Task input ▸
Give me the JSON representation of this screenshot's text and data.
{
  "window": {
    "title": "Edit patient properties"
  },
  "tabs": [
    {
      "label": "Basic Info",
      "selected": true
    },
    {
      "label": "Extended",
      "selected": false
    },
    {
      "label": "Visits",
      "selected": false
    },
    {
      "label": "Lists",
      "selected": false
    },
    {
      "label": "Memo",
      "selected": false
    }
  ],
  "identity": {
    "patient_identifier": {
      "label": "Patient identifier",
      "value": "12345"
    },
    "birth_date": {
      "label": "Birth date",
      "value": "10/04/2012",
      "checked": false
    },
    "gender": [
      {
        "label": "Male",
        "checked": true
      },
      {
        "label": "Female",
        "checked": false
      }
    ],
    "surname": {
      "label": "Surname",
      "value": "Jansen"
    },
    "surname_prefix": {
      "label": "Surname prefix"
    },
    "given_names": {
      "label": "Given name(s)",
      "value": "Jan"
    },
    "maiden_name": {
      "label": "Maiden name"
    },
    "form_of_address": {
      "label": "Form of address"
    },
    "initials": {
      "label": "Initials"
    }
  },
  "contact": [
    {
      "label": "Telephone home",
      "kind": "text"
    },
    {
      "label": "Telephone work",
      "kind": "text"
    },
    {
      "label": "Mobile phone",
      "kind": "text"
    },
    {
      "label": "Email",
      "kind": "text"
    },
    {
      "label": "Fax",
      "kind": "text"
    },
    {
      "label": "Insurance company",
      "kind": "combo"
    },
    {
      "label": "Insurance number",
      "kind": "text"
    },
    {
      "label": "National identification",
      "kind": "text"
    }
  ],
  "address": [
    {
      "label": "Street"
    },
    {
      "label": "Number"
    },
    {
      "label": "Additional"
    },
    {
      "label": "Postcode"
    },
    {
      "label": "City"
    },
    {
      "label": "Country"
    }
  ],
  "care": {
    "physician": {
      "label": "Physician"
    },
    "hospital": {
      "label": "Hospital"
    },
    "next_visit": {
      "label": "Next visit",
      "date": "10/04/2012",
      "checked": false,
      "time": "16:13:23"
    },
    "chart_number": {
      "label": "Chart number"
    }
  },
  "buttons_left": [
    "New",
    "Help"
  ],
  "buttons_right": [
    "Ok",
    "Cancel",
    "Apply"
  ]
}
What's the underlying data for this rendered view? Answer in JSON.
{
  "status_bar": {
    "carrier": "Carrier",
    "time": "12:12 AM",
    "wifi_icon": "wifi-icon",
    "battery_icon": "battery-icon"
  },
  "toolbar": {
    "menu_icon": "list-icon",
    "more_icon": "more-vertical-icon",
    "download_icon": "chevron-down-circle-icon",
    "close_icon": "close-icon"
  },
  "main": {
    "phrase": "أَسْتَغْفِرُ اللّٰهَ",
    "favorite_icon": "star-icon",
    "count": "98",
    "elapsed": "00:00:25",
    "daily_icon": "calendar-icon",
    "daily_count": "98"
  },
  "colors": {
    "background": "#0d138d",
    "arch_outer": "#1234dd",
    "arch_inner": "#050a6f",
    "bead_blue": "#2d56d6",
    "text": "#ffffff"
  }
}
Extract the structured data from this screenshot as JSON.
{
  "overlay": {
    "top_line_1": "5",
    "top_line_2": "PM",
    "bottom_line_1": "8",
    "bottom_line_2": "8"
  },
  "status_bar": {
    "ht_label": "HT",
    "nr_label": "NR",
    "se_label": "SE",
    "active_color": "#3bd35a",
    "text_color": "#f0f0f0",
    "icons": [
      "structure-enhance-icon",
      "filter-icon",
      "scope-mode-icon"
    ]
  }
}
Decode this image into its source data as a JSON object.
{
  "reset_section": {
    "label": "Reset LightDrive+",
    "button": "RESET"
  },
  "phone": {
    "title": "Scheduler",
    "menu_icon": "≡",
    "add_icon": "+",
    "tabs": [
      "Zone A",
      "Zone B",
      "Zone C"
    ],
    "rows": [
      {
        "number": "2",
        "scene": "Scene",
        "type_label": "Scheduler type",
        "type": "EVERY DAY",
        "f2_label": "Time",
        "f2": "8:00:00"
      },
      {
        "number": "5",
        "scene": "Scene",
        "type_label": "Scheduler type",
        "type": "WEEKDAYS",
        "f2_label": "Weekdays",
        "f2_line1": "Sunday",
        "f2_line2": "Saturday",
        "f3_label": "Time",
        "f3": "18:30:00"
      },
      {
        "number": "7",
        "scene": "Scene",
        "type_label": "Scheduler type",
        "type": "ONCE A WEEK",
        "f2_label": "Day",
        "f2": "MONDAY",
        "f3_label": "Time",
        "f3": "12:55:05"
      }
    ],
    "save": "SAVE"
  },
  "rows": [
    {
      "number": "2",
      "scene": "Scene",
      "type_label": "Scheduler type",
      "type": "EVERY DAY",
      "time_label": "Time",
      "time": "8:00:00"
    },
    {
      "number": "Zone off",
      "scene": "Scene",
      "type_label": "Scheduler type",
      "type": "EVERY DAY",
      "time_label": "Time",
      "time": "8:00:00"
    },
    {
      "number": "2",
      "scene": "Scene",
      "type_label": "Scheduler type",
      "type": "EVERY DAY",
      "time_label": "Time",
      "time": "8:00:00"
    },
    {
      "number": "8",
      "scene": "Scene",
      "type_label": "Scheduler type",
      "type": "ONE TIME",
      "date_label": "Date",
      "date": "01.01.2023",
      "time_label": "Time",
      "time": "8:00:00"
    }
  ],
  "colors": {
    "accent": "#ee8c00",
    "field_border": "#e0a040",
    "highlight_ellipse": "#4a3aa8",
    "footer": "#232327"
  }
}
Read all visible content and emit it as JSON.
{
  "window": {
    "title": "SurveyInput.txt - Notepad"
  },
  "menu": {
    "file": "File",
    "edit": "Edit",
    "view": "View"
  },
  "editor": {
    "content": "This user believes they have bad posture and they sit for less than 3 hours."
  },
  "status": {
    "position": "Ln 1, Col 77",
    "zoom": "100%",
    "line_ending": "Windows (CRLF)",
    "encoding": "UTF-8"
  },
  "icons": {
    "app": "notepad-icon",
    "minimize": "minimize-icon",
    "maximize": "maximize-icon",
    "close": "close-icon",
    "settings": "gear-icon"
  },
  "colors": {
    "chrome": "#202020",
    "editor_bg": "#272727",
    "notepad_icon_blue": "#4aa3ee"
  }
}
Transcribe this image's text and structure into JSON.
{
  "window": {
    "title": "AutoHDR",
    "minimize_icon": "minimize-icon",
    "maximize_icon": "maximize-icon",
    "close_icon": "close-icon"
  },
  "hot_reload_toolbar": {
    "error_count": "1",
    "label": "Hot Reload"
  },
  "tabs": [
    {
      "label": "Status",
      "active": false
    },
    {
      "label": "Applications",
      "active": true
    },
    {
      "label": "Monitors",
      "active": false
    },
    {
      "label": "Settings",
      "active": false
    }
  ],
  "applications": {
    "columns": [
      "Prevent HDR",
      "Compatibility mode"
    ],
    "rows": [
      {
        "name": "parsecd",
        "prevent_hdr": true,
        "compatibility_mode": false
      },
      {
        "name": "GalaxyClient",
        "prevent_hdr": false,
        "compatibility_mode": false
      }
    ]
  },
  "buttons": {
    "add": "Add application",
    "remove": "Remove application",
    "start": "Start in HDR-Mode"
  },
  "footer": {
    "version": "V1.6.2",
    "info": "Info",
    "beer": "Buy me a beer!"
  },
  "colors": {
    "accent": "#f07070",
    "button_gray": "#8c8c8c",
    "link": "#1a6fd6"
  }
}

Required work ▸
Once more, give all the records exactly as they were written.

Solution to this problem ▸
Give me the JSON representation of this screenshot's text and data.
{
  "window": {
    "title": "Edit patient properties"
  },
  "tabs": [
    {
      "label": "Basic Info",
      "selected": true
    },
    {
      "label": "Extended",
      "selected": false
    },
    {
      "label": "Visits",
      "selected": false
    },
    {
      "label": "Lists",
      "selected": false
    },
    {
      "label": "Memo",
      "selected": false
    }
  ],
  "identity": {
    "patient_identifier": {
      "label": "Patient identifier",
      "value": "12345"
    },
    "birth_date": {
      "label": "Birth date",
      "value": "10/04/2012",
      "checked": false
    },
    "gender": [
      {
        "label": "Male",
        "checked": true
      },
      {
        "label": "Female",
        "checked": false
      }
    ],
    "surname": {
      "label": "Surname",
      "value": "Jansen"
    },
    "surname_prefix": {
      "label": "Surname prefix"
    },
    "given_names": {
      "label": "Given name(s)",
      "value": "Jan"
    },
    "maiden_name": {
      "label": "Maiden name"
    },
    "form_of_address": {
      "label": "Form of address"
    },
    "initials": {
      "label": "Initials"
    }
  },
  "contact": [
    {
      "label": "Telephone home",
      "kind": "text"
    },
    {
      "label": "Telephone work",
      "kind": "text"
    },
    {
      "label": "Mobile phone",
      "kind": "text"
    },
    {
      "label": "Email",
      "kind": "text"
    },
    {
      "label": "Fax",
      "kind": "text"
    },
    {
      "label": "Insurance company",
      "kind": "combo"
    },
    {
      "label": "Insurance number",
      "kind": "text"
    },
    {
      "label": "National identification",
      "kind": "text"
    }
  ],
  "address": [
    {
      "label": "Street"
    },
    {
      "label": "Number"
    },
    {
      "label": "Additional"
    },
    {
      "label": "Postcode"
    },
    {
      "label": "City"
    },
    {
      "label": "Country"
    }
  ],
  "care": {
    "physician": {
      "label": "Physician"
    },
    "hospital": {
      "label": "Hospital"
    },
    "next_visit": {
      "label": "Next visit",
      "date": "10/04/2012",
      "checked": false,
      "time": "16:13:23"
    },
    "chart_number": {
      "label": "Chart number"
    }
  },
  "buttons_left": [
    "New",
    "Help"
  ],
  "buttons_right": [
    "Ok",
    "Cancel",
    "Apply"
  ]
}
What's the underlying data for this rendered view? Answer in JSON.
{
  "status_bar": {
    "carrier": "Carrier",
    "time": "12:12 AM",
    "wifi_icon": "wifi-icon",
    "battery_icon": "battery-icon"
  },
  "toolbar": {
    "menu_icon": "list-icon",
    "more_icon": "more-vertical-icon",
    "download_icon": "chevron-down-circle-icon",
    "close_icon": "close-icon"
  },
  "main": {
    "phrase": "أَسْتَغْفِرُ اللّٰهَ",
    "favorite_icon": "star-icon",
    "count": "98",
    "elapsed": "00:00:25",
    "daily_icon": "calendar-icon",
    "daily_count": "98"
  },
  "colors": {
    "background": "#0d138d",
    "arch_outer": "#1234dd",
    "arch_inner": "#050a6f",
    "bead_blue": "#2d56d6",
    "text": "#ffffff"
  }
}
Extract the structured data from this screenshot as JSON.
{
  "overlay": {
    "top_line_1": "5",
    "top_line_2": "PM",
    "bottom_line_1": "8",
    "bottom_line_2": "8"
  },
  "status_bar": {
    "ht_label": "HT",
    "nr_label": "NR",
    "se_label": "SE",
    "active_color": "#3bd35a",
    "text_color": "#f0f0f0",
    "icons": [
      "structure-enhance-icon",
      "filter-icon",
      "scope-mode-icon"
    ]
  }
}
Decode this image into its source data as a JSON object.
{
  "reset_section": {
    "label": "Reset LightDrive+",
    "button": "RESET"
  },
  "phone": {
    "title": "Scheduler",
    "menu_icon": "≡",
    "add_icon": "+",
    "tabs": [
      "Zone A",
      "Zone B",
      "Zone C"
    ],
    "rows": [
      {
        "number": "2",
        "scene": "Scene",
        "type_label": "Scheduler type",
        "type": "EVERY DAY",
        "f2_label": "Time",
        "f2": "8:00:00"
      },
      {
        "number": "5",
        "scene": "Scene",
        "type_label": "Scheduler type",
        "type": "WEEKDAYS",
        "f2_label": "Weekdays",
        "f2_line1": "Sunday",
        "f2_line2": "Saturday",
        "f3_label": "Time",
        "f3": "18:30:00"
      },
      {
        "number": "7",
        "scene": "Scene",
        "type_label": "Scheduler type",
        "type": "ONCE A WEEK",
        "f2_label": "Day",
        "f2": "MONDAY",
        "f3_label": "Time",
        "f3": "12:55:05"
      }
    ],
    "save": "SAVE"
  },
  "rows": [
    {
      "number": "2",
      "scene": "Scene",
      "type_label": "Scheduler type",
      "type": "EVERY DAY",
      "time_label": "Time",
      "time": "8:00:00"
    },
    {
      "number": "Zone off",
      "scene": "Scene",
      "type_label": "Scheduler type",
      "type": "EVERY DAY",
      "time_label": "Time",
      "time": "8:00:00"
    },
    {
      "number": "2",
      "scene": "Scene",
      "type_label": "Scheduler type",
      "type": "EVERY DAY",
      "time_label": "Time",
      "time": "8:00:00"
    },
    {
      "number": "8",
      "scene": "Scene",
      "type_label": "Scheduler type",
      "type": "ONE TIME",
      "date_label": "Date",
      "date": "01.01.2023",
      "time_label": "Time",
      "time": "8:00:00"
    }
  ],
  "colors": {
    "accent": "#ee8c00",
    "field_border": "#e0a040",
    "highlight_ellipse": "#4a3aa8",
    "footer": "#232327"
  }
}
Read all visible content and emit it as JSON.
{
  "window": {
    "title": "SurveyInput.txt - Notepad"
  },
  "menu": {
    "file": "File",
    "edit": "Edit",
    "view": "View"
  },
  "editor": {
    "content": "This user believes they have bad posture and they sit for less than 3 hours."
  },
  "status": {
    "position": "Ln 1, Col 77",
    "zoom": "100%",
    "line_ending": "Windows (CRLF)",
    "encoding": "UTF-8"
  },
  "icons": {
    "app": "notepad-icon",
    "minimize": "minimize-icon",
    "maximize": "maximize-icon",
    "close": "close-icon",
    "settings": "gear-icon"
  },
  "colors": {
    "chrome": "#202020",
    "editor_bg": "#272727",
    "notepad_icon_blue": "#4aa3ee"
  }
}
Transcribe this image's text and structure into JSON.
{
  "window": {
    "title": "AutoHDR",
    "minimize_icon": "minimize-icon",
    "maximize_icon": "maximize-icon",
    "close_icon": "close-icon"
  },
  "hot_reload_toolbar": {
    "error_count": "1",
    "label": "Hot Reload"
  },
  "tabs": [
    {
      "label": "Status",
      "active": false
    },
    {
      "label": "Applications",
      "active": true
    },
    {
      "label": "Monitors",
      "active": false
    },
    {
      "label": "Settings",
      "active": false
    }
  ],
  "applications": {
    "columns": [
      "Prevent HDR",
      "Compatibility mode"
    ],
    "rows": [
      {
        "name": "parsecd",
        "prevent_hdr": true,
        "compatibility_mode": false
      },
      {
        "name": "GalaxyClient",
        "prevent_hdr": false,
        "compatibility_mode": false
      }
    ]
  },
  "buttons": {
    "add": "Add application",
    "remove": "Remove application",
    "start": "Start in HDR-Mode"
  },
  "footer": {
    "version": "V1.6.2",
    "info": "Info",
    "beer": "Buy me a beer!"
  },
  "colors": {
    "accent": "#f07070",
    "button_gray": "#8c8c8c",
    "link": "#1a6fd6"
  }
}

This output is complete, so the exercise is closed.